┌─ Material to process

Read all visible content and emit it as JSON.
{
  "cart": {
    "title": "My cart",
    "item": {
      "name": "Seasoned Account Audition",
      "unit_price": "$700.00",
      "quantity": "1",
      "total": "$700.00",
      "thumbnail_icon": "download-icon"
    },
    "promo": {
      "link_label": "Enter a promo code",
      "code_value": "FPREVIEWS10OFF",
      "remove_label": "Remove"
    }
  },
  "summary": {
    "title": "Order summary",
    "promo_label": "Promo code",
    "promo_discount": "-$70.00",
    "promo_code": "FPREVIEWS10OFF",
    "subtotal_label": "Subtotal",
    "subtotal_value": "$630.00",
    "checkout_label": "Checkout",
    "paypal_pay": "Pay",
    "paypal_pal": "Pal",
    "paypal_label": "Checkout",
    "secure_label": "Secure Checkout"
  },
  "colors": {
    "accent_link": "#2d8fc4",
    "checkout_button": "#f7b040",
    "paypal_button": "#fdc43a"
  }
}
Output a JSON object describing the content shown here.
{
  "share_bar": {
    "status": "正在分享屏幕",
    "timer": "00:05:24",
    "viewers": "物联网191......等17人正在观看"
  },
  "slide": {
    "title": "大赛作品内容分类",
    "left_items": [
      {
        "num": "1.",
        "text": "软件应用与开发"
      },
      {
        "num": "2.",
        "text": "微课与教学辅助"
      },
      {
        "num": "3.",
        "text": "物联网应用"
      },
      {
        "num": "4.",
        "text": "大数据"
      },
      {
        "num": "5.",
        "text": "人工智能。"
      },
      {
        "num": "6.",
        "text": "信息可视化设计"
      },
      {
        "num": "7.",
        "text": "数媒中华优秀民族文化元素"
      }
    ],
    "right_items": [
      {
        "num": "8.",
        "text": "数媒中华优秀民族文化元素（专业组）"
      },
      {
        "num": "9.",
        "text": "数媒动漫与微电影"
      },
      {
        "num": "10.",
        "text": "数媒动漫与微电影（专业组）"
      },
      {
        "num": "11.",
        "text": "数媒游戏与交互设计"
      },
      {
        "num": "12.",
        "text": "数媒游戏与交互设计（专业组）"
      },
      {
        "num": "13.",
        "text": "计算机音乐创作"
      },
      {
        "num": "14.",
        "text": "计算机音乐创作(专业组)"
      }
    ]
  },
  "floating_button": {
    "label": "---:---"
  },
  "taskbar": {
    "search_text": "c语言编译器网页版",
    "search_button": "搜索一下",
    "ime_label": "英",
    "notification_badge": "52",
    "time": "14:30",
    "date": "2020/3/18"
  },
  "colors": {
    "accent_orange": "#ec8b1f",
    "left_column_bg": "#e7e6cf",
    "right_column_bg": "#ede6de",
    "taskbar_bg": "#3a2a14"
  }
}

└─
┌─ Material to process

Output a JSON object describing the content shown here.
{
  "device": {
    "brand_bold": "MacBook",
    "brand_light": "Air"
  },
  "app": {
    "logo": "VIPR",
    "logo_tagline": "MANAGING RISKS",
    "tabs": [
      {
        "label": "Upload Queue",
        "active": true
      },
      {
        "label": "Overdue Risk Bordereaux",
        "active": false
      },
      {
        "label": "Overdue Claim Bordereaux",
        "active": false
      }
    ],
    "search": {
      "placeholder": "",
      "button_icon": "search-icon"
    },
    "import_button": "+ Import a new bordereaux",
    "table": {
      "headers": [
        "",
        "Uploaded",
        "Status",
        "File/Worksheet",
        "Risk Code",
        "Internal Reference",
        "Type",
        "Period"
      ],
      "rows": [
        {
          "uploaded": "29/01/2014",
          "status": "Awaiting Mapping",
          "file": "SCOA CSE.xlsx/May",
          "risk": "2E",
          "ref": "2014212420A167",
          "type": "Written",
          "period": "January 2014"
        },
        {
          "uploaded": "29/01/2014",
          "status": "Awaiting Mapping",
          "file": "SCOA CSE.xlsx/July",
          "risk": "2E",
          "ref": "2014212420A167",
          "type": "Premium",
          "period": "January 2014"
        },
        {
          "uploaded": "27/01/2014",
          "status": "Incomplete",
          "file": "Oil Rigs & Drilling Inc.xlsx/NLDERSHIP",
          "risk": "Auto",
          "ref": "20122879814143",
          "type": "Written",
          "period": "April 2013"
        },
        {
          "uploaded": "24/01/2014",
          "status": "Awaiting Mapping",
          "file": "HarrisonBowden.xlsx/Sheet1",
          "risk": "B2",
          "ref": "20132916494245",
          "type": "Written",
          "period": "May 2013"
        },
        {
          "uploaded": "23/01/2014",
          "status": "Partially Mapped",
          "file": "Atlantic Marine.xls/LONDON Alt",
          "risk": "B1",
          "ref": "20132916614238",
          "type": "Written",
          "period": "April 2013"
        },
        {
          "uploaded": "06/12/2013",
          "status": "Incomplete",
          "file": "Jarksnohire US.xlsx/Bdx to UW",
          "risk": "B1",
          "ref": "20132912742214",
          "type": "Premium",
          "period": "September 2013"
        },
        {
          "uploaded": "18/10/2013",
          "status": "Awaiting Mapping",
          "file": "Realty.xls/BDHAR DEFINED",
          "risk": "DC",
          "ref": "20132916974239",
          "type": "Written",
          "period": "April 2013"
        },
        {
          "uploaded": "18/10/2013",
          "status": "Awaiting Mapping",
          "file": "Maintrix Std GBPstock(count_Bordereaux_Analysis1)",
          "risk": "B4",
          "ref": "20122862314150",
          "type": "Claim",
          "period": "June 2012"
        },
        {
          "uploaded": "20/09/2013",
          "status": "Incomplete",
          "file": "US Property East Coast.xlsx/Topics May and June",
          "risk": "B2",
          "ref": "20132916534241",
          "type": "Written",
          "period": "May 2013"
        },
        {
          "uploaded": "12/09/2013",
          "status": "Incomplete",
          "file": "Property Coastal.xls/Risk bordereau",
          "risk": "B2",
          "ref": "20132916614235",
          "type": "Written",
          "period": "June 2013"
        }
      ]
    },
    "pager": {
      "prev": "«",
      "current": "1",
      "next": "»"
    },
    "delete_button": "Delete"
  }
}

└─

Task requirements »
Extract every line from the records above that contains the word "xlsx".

Response to the task »
          "file": "SCOA CSE.xlsx/May",
          "file": "SCOA CSE.xlsx/July",
          "file": "Oil Rigs & Drilling Inc.xlsx/NLDERSHIP",
          "file": "HarrisonBowden.xlsx/Sheet1",
          "file": "Jarksnohire US.xlsx/Bdx to UW",
          "file": "US Property East Coast.xlsx/Topics May and June",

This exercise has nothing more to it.